New Employee “Orientation”
New employee orientation is the process used for welcominga new employee into your organization. New employee orientation generally contains information about safety, the
work environment, the new job description, benefits and eligibility, company culture, company history, and the organization chart. It typically occurs on the employee’s first day.
New Employee “On-Boarding”
The term “On-boarding” refers to the process of integrating new employees into the organization, preparing them to succeed at their jobs, and to become fully engaged, productive members of the organization. It includes the initial orientation process and the ensuing 3, 6, 9, or even 12 months.
All too often, orientation programs revolve around filling out forms, speakers droning on about various policies, and watching the obligatory sexual harassment video. On-boarding programs, by contrast, are designed to create an inspiring experience that reassures new hires they made the right choice and lays the foundation for high performance, morale and engagement.
More About On-Boarding
On-boarding begins with the offer letter, includes the days between the offer letter and first day of work, and are likely to have day 1, month 1, quarter 1, and year 1 goals. Done well, the on-boarding process not only prepares employees well, but leaves them feeling inspired.
Effective on-boarding means keeping in touch with your new hires as they integrate into your organization. It means actively seeking them out to find out how they’re doing and – this point is critical – making it easy for them to tell you what’s on their mind. The more safe and easy you make it for new employees to speak the truth, the more likely you are to prevent employees from waiting until their exit interview to tell you what went wrong.
Quote: Dave Olsen, Starbuck’s chief coffee buyer, when asked by Scott Bedbury, author of A New Brand World: Eight Principles for Achieving Brand Leadership in the 21st Century, what the critical “difference that makes a difference” at Starbucks is, replied that it wasn’t about the coffee beans. It wasn’t about the ambience they so carefully create. It wasn’t about the employees they hire. “When it comes to on-boarding,” says Olsen, “Everything Matters – every choice, every action, every communication has potential consequences.”
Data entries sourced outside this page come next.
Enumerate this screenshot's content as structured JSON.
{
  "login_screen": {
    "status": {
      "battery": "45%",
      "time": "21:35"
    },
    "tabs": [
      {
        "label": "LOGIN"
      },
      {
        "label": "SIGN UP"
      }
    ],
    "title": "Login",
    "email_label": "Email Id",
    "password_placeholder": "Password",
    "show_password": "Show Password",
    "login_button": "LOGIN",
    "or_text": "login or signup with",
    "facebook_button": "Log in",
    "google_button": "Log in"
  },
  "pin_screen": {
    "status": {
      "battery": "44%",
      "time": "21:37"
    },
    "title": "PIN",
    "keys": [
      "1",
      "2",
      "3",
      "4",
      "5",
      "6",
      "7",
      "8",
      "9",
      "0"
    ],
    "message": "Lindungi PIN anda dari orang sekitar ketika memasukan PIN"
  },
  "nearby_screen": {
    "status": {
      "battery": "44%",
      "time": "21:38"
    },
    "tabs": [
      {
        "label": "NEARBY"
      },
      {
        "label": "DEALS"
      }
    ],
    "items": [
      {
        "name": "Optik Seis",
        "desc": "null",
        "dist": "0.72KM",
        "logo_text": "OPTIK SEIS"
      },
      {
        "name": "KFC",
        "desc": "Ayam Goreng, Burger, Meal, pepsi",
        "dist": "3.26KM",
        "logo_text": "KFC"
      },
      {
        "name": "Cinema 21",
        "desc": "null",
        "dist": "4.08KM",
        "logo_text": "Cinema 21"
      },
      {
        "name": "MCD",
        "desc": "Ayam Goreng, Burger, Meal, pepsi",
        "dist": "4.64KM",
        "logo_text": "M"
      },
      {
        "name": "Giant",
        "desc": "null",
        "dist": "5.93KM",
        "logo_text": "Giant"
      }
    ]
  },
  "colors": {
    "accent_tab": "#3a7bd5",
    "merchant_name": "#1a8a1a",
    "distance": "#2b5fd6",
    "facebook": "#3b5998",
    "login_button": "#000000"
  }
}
When making strategic and operational decisions related to on-boarding “thinking experience”:
1. “What Emotional Take-Away do I want to create?”
2. “What Perceptual Take-Away do I want to create?”